HMS Invincible was a 74-gun third rate ship of the line of the Royal Navy, launched on 9 March 1765 at Deptford. Invincible was built during a period of peace to replace ships worn out in the recently concluded Seven Years' War. The ship went on to serve in the American War of Independence, fighting at the battles of Cape St Vincent in 1780, the Chesapeake in 1781 and St Kitts in 1782.
She survived the cull of the Navy during the next period of peace, and was present at the Glorious First of June in 1794, where she was badly damaged and lost fourteen men, and the capture of Trinidad from the Spanish in 1797.
The admiral and 195 sailors escaped the wreck, either in one of the ship's boats or were picked up by a passing collier and fishing boat, but over 400 of their shipmates drowned in the disaster, most of them once the ship began to sink in deeper water.

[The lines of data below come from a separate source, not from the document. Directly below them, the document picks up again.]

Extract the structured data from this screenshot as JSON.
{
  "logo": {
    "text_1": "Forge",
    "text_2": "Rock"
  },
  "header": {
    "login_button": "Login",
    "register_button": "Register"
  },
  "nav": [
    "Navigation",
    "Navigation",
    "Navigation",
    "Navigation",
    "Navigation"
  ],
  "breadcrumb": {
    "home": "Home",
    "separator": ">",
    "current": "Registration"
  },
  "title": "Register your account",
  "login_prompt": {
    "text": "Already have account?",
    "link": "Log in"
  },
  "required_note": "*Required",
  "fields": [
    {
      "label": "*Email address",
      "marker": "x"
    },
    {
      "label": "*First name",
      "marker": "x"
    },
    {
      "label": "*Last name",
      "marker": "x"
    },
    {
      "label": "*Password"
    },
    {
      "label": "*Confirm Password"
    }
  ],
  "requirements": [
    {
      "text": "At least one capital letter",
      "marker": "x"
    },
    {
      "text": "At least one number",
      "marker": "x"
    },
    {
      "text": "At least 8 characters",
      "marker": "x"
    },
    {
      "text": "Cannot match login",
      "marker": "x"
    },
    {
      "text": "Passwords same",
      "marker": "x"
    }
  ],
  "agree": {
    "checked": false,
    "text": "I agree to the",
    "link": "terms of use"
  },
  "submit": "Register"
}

The compulsory court martial investigating the incident, held on HMS Ruby in Sheerness, absolved the admiral and the captain (posthumously) of culpability in the disaster, posthumously blaming the harbour pilot and the ship's master, both of whom had been engaged to steer the ship through the reefs and shoals of the dangerous region, and should have known the location of Hammond Knoll, especially since it was daytime and in sight of land.